ETF.com: Gold quietly rose last year despite a lot of head winds. What’s your take on the yellow metal?
Gartman: It’s important to understand that inflation is beginning to show up in the commodity markets in general. We’ve begun a multiyear rise in commodity prices.
That probably means we're going to see a multiyear rise in gold values. But just like I told you that bond yields are going to rise rather slowly during the next few years, so too will commodity prices rise rather slowly in these first years of a new bull market. It'll be a long time before we see things move parabolically higher.
ETF.com: Is that the same for oil, which has surprised many people with its rally to almost $65 for WTI and $70 for Brent?
Gartman: If you made me take a bearish position on any one commodity, it would be the crude oil market, for the simple reason that, at these prices, any fracker in almost any area—whether it's the Permian, the Bakken, the Eagle Ford, whether it's the SCOOP in Oklahoma—is making enormous sums of money.
Odds are it's going to be very difficult for crude to rally more than $2 or $3 from these levels. It’d be relatively easy for crude over the course of the next several years to fall $10 or $15.
I may be bullish of wheat. I may be bullish of cotton. I may be bullish of gold. I might be bullish of copper. I can be bullish of tin. I can be bullish of zinc. I can be bullish of livestock. I won't be bullish of the crude oil market.

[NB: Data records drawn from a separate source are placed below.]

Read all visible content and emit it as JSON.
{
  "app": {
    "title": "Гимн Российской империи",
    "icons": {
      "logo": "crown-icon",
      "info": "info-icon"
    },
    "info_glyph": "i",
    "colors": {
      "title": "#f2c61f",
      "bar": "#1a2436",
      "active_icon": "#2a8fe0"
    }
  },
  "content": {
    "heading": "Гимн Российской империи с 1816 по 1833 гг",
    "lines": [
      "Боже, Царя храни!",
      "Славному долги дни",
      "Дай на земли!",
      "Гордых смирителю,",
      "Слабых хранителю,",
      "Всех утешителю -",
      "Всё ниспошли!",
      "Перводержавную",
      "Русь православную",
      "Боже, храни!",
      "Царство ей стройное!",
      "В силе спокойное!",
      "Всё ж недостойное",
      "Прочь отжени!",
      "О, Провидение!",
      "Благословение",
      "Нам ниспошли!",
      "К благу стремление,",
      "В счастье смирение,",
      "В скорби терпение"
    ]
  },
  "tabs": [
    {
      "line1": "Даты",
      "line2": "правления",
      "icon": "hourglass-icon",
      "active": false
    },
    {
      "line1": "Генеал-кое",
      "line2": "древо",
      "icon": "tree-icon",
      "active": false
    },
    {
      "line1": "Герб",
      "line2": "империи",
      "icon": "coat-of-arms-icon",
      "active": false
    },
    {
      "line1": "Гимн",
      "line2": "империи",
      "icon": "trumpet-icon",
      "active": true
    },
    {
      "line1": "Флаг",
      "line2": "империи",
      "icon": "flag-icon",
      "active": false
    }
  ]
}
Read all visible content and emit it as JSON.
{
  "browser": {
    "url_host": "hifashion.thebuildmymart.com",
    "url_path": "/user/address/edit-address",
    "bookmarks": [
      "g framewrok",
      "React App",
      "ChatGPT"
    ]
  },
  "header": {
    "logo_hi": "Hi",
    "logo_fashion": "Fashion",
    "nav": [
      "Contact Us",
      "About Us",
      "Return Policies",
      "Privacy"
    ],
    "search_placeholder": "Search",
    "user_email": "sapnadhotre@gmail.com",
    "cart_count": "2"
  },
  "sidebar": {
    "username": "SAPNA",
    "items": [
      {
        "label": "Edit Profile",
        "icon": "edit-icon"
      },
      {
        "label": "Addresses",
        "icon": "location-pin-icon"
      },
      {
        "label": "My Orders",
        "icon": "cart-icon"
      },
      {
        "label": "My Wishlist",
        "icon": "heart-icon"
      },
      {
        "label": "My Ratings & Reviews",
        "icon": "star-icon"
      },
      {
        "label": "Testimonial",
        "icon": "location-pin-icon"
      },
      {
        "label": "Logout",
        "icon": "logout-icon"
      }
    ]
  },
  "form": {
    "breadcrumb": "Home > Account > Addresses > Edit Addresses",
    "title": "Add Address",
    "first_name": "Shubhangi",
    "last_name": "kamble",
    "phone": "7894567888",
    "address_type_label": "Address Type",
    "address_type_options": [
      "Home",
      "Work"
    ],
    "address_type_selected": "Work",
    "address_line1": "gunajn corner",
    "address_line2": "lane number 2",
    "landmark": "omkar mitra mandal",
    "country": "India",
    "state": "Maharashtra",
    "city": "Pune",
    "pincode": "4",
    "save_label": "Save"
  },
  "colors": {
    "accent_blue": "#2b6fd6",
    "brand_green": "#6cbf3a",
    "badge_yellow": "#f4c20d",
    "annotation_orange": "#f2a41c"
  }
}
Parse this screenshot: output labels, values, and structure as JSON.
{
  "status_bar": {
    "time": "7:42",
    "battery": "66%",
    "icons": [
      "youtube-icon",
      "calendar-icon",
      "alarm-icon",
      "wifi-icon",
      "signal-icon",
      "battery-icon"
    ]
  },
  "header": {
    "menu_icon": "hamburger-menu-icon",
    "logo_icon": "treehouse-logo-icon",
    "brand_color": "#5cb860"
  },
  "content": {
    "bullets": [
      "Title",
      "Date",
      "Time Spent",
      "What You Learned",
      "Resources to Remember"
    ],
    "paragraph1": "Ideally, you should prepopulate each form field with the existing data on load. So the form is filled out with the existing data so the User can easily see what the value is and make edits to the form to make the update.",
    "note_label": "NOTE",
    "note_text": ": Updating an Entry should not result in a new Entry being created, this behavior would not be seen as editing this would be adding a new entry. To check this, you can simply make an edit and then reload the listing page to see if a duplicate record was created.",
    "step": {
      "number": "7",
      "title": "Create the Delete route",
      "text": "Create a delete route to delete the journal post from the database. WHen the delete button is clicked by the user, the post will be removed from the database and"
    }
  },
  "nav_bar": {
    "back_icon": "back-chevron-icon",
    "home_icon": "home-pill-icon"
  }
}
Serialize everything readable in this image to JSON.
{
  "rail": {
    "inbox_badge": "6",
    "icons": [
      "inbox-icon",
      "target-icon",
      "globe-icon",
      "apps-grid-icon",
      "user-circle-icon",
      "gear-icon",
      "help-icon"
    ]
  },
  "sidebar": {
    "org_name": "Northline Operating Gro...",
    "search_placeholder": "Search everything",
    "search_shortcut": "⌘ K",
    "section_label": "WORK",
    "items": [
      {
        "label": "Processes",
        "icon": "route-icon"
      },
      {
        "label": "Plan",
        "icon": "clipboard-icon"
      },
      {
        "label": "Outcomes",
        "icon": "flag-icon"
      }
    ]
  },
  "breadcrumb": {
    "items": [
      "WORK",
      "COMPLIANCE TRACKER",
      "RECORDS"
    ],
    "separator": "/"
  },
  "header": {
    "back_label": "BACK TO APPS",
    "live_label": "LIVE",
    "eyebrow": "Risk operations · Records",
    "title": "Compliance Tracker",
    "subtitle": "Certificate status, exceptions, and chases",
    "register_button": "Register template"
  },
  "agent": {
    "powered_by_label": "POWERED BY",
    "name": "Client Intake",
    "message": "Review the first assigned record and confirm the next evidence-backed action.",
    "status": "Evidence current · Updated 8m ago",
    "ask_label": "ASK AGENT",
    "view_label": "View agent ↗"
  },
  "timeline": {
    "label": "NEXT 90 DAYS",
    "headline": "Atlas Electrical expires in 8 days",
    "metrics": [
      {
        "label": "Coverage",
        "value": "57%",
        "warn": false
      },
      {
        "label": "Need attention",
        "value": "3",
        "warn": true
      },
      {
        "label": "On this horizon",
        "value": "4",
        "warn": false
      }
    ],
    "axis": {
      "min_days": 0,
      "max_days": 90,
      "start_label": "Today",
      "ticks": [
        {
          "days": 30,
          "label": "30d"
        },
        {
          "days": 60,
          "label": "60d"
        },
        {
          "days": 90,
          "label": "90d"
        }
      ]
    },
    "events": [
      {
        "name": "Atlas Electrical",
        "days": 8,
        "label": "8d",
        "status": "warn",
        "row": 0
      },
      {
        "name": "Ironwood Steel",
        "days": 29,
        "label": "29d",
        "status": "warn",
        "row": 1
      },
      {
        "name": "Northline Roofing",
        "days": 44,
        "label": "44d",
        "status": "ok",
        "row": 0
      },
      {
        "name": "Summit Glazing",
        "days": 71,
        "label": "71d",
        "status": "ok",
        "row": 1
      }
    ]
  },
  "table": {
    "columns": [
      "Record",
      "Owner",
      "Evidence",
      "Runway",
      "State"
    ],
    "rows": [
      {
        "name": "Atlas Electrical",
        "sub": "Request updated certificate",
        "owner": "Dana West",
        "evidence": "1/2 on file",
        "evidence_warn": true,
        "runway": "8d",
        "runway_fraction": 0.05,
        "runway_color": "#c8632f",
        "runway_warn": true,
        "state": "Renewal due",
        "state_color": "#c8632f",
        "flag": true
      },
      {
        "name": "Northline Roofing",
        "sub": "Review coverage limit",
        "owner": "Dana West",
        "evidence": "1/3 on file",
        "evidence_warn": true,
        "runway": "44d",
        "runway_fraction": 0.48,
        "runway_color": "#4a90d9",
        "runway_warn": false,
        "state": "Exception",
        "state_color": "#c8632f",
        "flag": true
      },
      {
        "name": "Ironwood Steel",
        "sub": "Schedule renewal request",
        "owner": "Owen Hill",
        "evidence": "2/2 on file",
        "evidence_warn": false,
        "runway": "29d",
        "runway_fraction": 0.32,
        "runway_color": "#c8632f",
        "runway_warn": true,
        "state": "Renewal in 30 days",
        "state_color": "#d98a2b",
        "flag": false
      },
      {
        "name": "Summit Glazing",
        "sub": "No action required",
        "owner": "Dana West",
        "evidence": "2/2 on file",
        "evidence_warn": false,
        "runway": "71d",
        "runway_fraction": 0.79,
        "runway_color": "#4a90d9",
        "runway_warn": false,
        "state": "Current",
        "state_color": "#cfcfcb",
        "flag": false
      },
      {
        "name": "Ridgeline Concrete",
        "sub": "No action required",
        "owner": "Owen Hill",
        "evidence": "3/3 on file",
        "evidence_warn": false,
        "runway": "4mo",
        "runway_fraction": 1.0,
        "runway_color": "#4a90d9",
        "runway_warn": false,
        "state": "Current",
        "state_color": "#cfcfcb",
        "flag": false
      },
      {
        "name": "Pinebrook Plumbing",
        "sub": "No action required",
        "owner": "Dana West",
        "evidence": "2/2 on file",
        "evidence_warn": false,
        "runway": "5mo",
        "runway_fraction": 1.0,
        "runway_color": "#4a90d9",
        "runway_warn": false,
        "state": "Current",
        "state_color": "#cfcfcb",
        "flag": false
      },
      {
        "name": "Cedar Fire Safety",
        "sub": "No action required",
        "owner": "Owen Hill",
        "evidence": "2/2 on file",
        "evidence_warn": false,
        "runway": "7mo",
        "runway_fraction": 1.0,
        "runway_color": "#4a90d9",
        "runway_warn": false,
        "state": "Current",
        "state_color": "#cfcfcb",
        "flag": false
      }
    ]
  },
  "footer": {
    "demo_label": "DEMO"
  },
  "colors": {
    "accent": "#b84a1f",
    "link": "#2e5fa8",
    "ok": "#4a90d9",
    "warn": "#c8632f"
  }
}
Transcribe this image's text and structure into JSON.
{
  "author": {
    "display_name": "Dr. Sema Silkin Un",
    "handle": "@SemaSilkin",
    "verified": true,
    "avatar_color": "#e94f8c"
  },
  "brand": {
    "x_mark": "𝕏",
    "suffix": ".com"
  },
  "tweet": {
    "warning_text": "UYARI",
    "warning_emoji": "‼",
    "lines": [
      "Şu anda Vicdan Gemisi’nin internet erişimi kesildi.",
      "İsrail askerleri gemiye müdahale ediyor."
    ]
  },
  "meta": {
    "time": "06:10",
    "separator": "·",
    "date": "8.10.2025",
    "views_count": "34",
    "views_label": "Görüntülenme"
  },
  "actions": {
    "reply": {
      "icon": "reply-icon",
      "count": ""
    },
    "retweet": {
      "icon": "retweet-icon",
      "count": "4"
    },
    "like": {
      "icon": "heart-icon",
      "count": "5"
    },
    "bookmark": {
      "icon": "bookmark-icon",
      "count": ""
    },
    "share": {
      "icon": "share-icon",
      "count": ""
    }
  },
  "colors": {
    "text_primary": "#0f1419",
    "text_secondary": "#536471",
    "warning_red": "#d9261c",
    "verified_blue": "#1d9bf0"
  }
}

ETF.com: It’s been interesting that even though we’ve had record-breaking cold across a lot of the U.S., natural gas hasn’t rallied much. Is that surprising to you?
Gartman: No, not really. There’s so much natural gas being drilled for. Think about the Marcellus shale. It's a huge shale formation that extends from West Virginia up into New York, all the way up to the St. Lawrence Seaway.
There was so much natural gas production there that, this past summer, for a protracted period of time, natural gas was selling at negative numbers.
It's going to be difficult given the amount of natural gas we're finding every day for prices to get much above $4 for a million British thermal units, and that’s only in panic situations. More than likely, it's going to find huge resistance anywhere between $2.80 and $3.25.
ETF.com: The big story of last year was the huge rise in cryptocurrencies. Are you a believer in the rally?
Gartman: It’s one of the great bubbles of all time. It rivals—and arguably has surpassed—the tulip mania of several hundred years ago. It's surpassed the South Sea island mania. It's surpassed that of the dot-com era. It’s comical. It makes no sense. And it’s a speculative bubble that will end, and it'll end badly.
Am I believer in the blockchain? Absolutely. There is such brilliance in the blockchain; it will change the manner in which we trade anything and everything. But is there any sense at all in the cryptocurrency craze? None.
I'll let other people trade it. I think the whole thing is just almost preposterous in its lunacy.
ETF.com: What's your favorite trade of 2018? And what trade would you avoid at all costs?
Gartman: If I could only buy one thing, the thing that looks cheapest out there is wheat. We’ve planted the smallest crop of hard red and soft red winter wheat in 100 years.
The crop is under duress due to the frigid cold temperatures and the lack of a snow blanket. So, you have a small crop and one that's probably been damaged at the margins, which makes me a buyer.
What would I avoid? Bitcoin.
Sumit Roy can be reached at [email protected]